It is a long way from court seven at the Wimbledon qualifying tournament to court No 2 at the All England Club, and yesterday George Bastl, of Switzerland, did not even start to make the journey which gave him a place in history last year.
Bastl was beaten in qualifying last summer, as well, but was called into Wimbledon on the eve of the competition as a lucky loser and from that unlikely base handed out one of the more astonishing results in the championships when he defeated the seven-times winner Pete Sampras on the court which has become known as the graveyard of champions.
"There is no chance of Wimbledon this time," he said after losing, 7-6, 6-3, to the 19-year- old Czech Jan Hajek in the heat of the day. Although Hajek had never played or even practised on grass, Bastl discovered that court seven does not respect reputations either.
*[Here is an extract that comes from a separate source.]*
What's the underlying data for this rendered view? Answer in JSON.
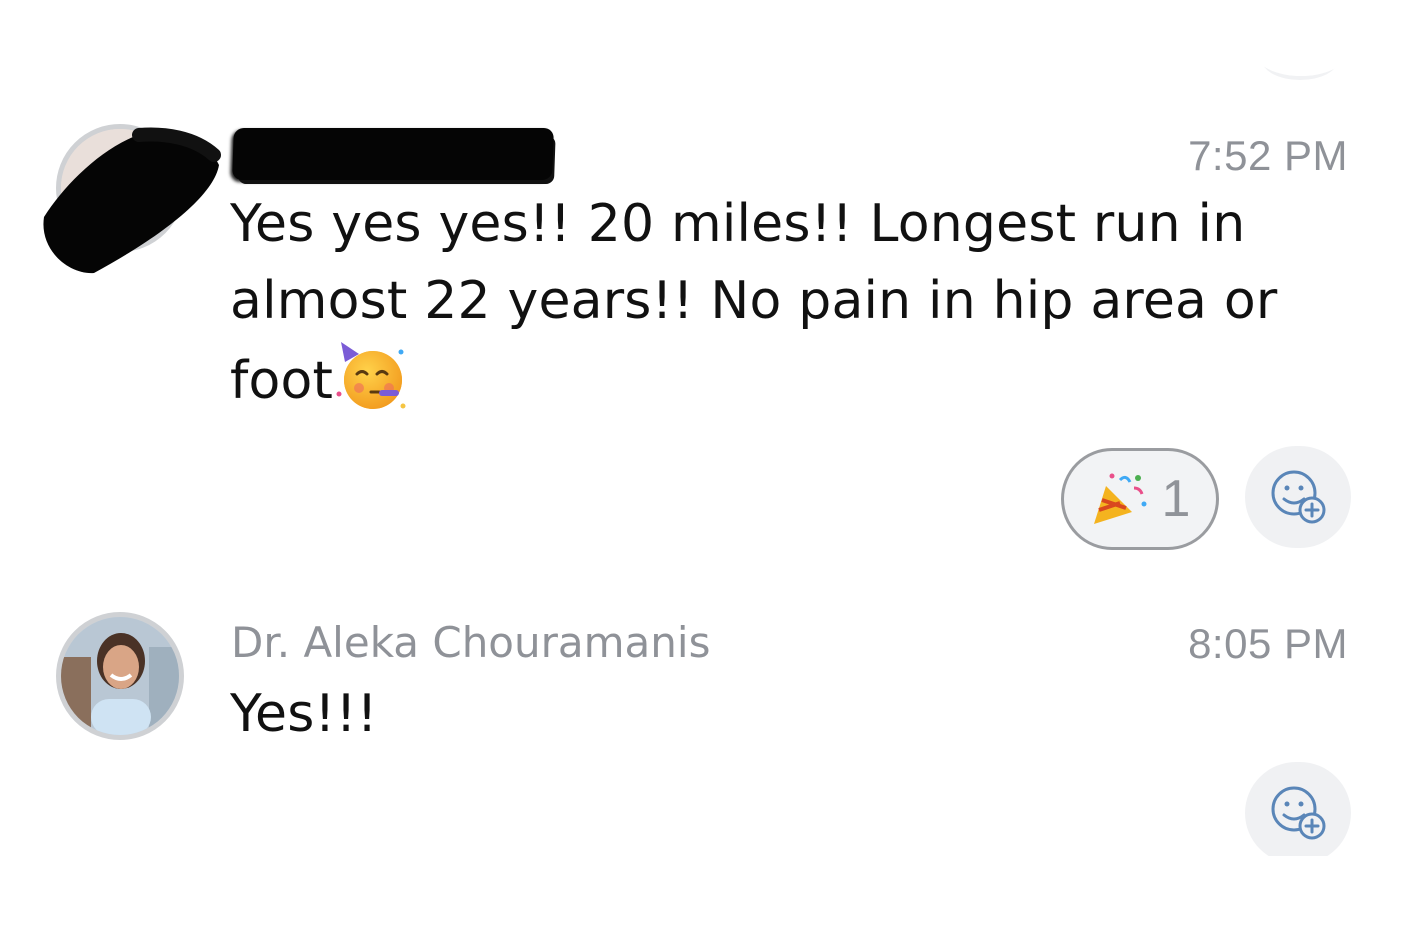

Hajek had to save two set points before winning the first set tie-break and in the second set he broke in the eighth game which he started by racing to kill off a drop shot from an increasingly anguished Bastl.
Bastl has a video of his win over Sampras as the only momento of his triumph. "I didn't take any bits of the grass," he said, "or cut the net. The tape gives me great memories, the match was never shown on Swiss TV. I haven't spoken to Pete since. He didn't give me his number."
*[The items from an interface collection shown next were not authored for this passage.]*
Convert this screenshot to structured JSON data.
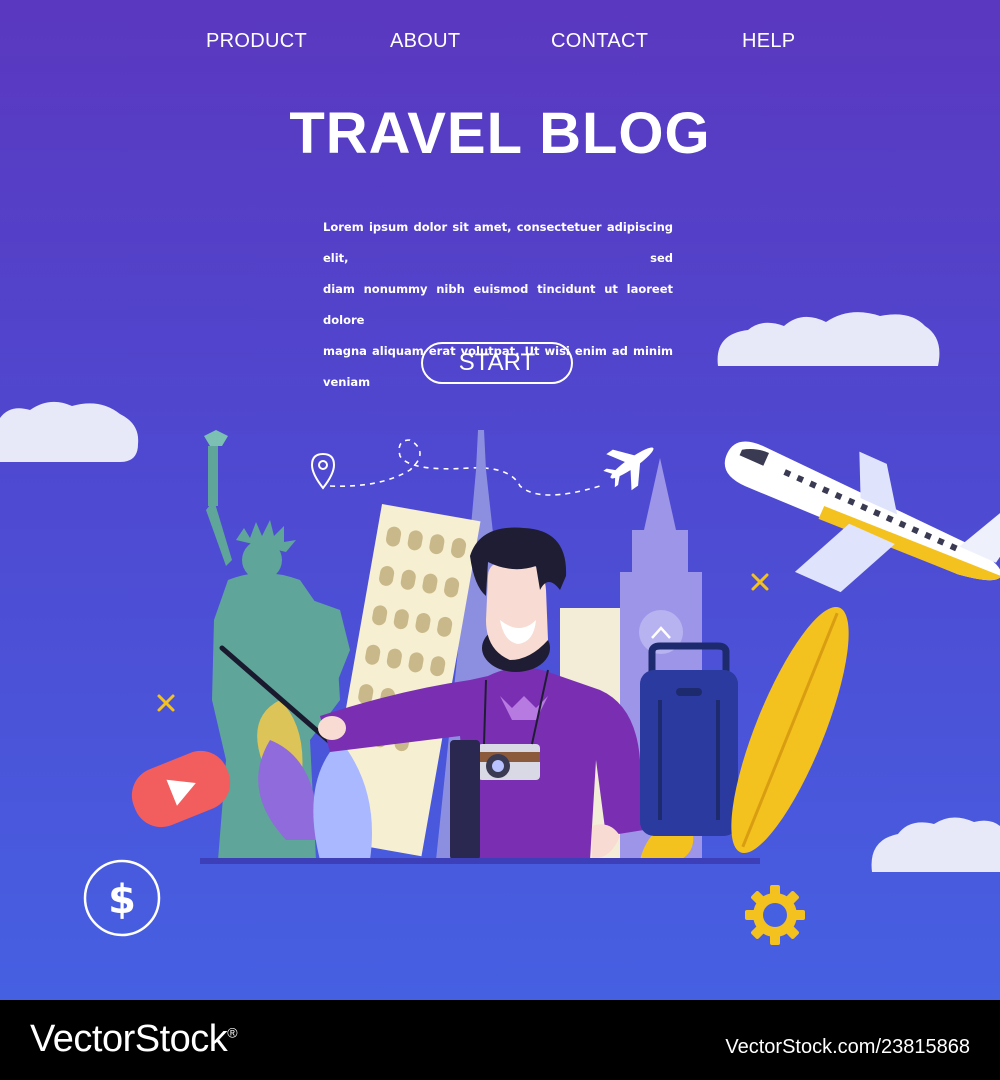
{
  "nav": {
    "items": [
      {
        "label": "PRODUCT"
      },
      {
        "label": "ABOUT"
      },
      {
        "label": "CONTACT"
      },
      {
        "label": "HELP"
      }
    ]
  },
  "hero": {
    "title": "TRAVEL BLOG",
    "description_lines": [
      "Lorem ipsum dolor sit amet, consectetuer adipiscing elit, sed",
      "diam nonummy nibh euismod tincidunt ut laoreet dolore",
      "magna aliquam erat volutpat. Ut wisi enim ad minim veniam"
    ],
    "start_label": "START"
  },
  "icons": {
    "location": "location-pin-icon",
    "small_plane": "airplane-icon",
    "video": "play-video-icon",
    "dollar": "dollar-icon",
    "gear": "gear-icon"
  },
  "watermark": {
    "brand": "VectorStock",
    "registered": "®",
    "image_id": "VectorStock.com/23815868"
  },
  "colors": {
    "background_top": "#5a38bf",
    "background_bottom": "#4660e2",
    "accent_yellow": "#f4c21f",
    "video_red": "#f25d5d",
    "shirt_purple": "#7a2fb3",
    "statue_green": "#5fa59a"
  }
}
Chris Lewis, of Neath, was the first British winner. Despite being ranked 551st in the world, he overcame the Russian Andrei Stoliarov, who is ranked 146th, 6-7, 6-1, 6-4. "I had seen him play on TV because he was in the top 100 for a while," said the 21-year-old, who played junior Wimbledon in 2000. "He is quite tricky because he is not very tall and keeps the ball low. But I knew that if I served well, which I did from the second set on, that I could overpower him."
James Auckland, of Norfolk, fell to Australia's Joe Sirianni, 6-4, 7-6. Aged 23, he was treating the qualifying as his first venture into a Grand Slam, having broken his foot on the eve of Wimbledon last year and being kept out of the game for six months. He is now trying to work out his future after Tony Pickard, who gives him coaching advice, told him to pull his socks up. "I hope I can come back next year with a clear head and who I am and where I want to be," said Auckland.
Tom Burn, of Surrey, an unranked wild card, was beaten, 6-4, 6-2, by Potito Starace, of Italy, while the unranked David Sanger, of Dorset, fell in three sets to Spain's Salvadore Navarro, 3-6, 6-3, 6-2.Reuse content